"The right of the people to be secure in their persons, houses, papers, and effects, against unreasonable searches and seizures, shall not be violated ..."
-- Fourth Amendment
Everybody wants to be the editor. Everybody wants to decide what reporters can report and photographers can photograph. Everybody knows instinctively what is newsworthy for everyone else, and what is not.
This certitude is present in everyone with a modicum of authority, from the president to the lowliest bureaucrat.
For years, we and other newspapers have complained in futility about cops who want to play editor. When reporters and photographers arrive on the scene of a crime or some mishap and identify themselves as members of the press, they are corralled in some isolated, taped-off area out of view of the scene, out of earshot, lest they photograph or report something the cops don't want the public to see. It might be a corpse, an injured officer, a victim or a witness.

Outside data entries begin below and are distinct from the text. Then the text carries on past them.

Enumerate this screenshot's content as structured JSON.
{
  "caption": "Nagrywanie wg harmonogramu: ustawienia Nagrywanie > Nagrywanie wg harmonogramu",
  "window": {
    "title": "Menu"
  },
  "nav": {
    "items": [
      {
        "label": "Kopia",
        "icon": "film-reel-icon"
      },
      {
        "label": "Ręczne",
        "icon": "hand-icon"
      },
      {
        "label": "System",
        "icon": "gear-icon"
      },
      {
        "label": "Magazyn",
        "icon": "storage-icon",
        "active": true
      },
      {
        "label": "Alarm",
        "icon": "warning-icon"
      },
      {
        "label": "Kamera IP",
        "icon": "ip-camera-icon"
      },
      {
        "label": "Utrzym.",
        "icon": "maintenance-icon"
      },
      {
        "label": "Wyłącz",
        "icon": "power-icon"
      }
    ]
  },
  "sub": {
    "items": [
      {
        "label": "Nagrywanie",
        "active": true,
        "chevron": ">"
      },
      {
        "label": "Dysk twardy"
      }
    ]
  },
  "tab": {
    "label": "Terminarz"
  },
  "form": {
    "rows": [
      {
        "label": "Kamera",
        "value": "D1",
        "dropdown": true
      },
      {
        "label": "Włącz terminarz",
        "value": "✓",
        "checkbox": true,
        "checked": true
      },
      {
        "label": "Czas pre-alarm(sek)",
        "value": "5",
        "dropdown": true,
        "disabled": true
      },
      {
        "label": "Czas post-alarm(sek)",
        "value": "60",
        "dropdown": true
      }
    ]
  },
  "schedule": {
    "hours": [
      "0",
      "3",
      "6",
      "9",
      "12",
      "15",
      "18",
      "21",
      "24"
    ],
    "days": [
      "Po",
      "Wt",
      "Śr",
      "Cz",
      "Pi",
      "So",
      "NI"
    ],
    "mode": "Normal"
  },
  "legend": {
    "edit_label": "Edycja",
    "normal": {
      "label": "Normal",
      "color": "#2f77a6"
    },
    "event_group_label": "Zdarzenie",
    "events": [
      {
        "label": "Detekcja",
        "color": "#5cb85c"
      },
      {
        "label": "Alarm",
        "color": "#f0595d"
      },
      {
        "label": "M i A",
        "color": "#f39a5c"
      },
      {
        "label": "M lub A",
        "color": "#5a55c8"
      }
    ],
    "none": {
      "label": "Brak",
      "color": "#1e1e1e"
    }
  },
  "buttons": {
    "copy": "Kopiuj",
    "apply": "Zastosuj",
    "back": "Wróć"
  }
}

Never mind that our photographers shoot hundreds of frames and we edit them down to one or two to publish. And we certainly don't wish to drive away our readers by publishing something outside the boundaries of newsworthiness. (Example: When The Associated Press made available photos of a bleeding and dying soldier, we declined to publish. Our call. Had there been an overriding rationale to do so, it might've been different.)

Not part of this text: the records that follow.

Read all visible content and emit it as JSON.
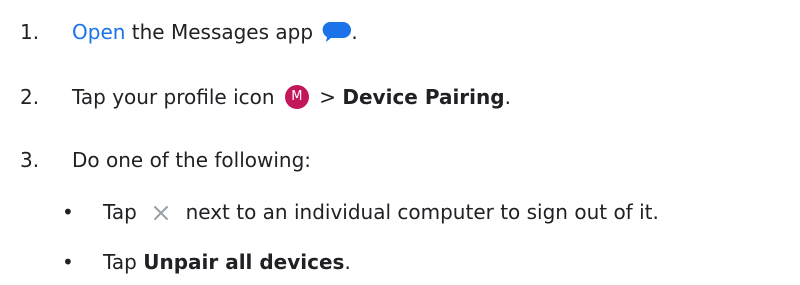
{
  "steps": [
    {
      "number": "1.",
      "link_text": "Open",
      "text_after_link": " the Messages app",
      "icon": "messages-app-icon",
      "trailing": "."
    },
    {
      "number": "2.",
      "text_before_icon": "Tap your profile icon",
      "avatar_letter": "M",
      "text_after_icon": " > ",
      "bold_text": "Device Pairing",
      "trailing": "."
    },
    {
      "number": "3.",
      "text": "Do one of the following:",
      "bullets": [
        {
          "marker": "•",
          "text_before_icon": "Tap",
          "icon": "close-x-icon",
          "text_after_icon": "next to an individual computer to sign out of it."
        },
        {
          "marker": "•",
          "text_before_bold": "Tap ",
          "bold_text": "Unpair all devices",
          "trailing": "."
        }
      ]
    }
  ],
  "colors": {
    "text": "#202124",
    "link": "#1a73e8",
    "messages_icon": "#1a73e8",
    "avatar_bg": "#c2185b"
  }
}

Meanwhile, as the professional journalists remain cordoned off despite the imprimatur of press passes and a recognized duty to be on the scene to act as the surrogate of the taxpaying public, ordinary citizens are free to wander around at will.
(As I was working on this column Thursday morning and monitoring the breaking news about an off-duty Las Vegas police officer being shot to death, little did I know that I was being prophetic. When the officer's body was about to be loaded in a coroner's van, an officer directed a passenger-filled CAT bus to pull forward, blocking the view of the assembled photographers on the public sidewalk across the street.)
Now that attitude has been extended to Family Court.
On Monday, a throng of reporters and photographers gathered at Family Court for a child support hearing for Dr. Conrad Murray, whose medical care for the late pop star Michael Jackson has drawn the scrutiny of authorities and the press.
When the hearing was over, Dr. Murray exited, but the journalists in the courtroom were blocked by an armed bailiff, presumably so the celebrity doctor could escape the courthouse without being pestered by those rude members of the Fourth Estate.
Yes, those mob scenes of screaming tabloidistas and scrambling paparazzi are so unseemly, even embarrassing to those of us in the more genteel ranks, but that is no license for the bailiff to play editor.
The Review-Journal sent a letter to the presiding judge that day protesting the detention of our reporter.
"Brian Haynes, a reporter for the Review-Journal, was detained, along with other reporters, in your courtroom by court marshal Dennis Curran, following the Dr. Conrad Murray hearing," the letter stated. "We believe this conduct was outrageous. Reporters have a right to exit the courtroom at the same time as other participants or spectators to the proceedings. This was not a criminal matter and there were no security concerns present. We believe your bailiff's actions serve to undermine respect for the court system since it showed favoritism for Dr. Murray."
After receiving the letter, Chief District Judge Art Ritchie called with a rationalization but no excuse. He said the bailiffs were trying to maintain public safety, noting that it is routine in Family Court, where feuding parties have been known to come to blows, for bailiffs to detain one side in a dispute while the other exits the building. In hindsight, he conceded there was no justification for blocking the journalists from performing their duties, and safety could have been assured simply by escorting the doctor from the building.
"The court would do it differently, certainly, in the future," the judge said.
The next day The Associated Press added its own letter of protest for the record.
"It seems plain from the circumstances that court security personnel intended to spare Dr. Murray the inconvenience of facing questions from the reporters about his treatment of Michael Jackson," writes David Tomlin, an AP attorney.
"The court and all connected with it should be ashamed of this fiasco, carried out in its name and under its authority. If there is a plausible explanation consistent with the U.S. Constitution and state law, we would love to hear it."
In a follow-up story about the incident, reporter Haynes quoted me as saying the detainment was a blatant violation of the Fourth Amendment "right of the people to be secure in their persons" and a violation of the First Amendment protection of the free press.
"A free press without access is a mockery ... it is not the role of bailiffs to assume the job of editor and decide who gets to ask questions and who doesn't."
Thomas Mitchell is editor of the Review-Journal and writes about the role of a free press and access to public information and meetings. He may be contacted at 383-0261 or via e-mail at firstname.lastname@example.org. Read his blog at lvrj/blogs/mitchell.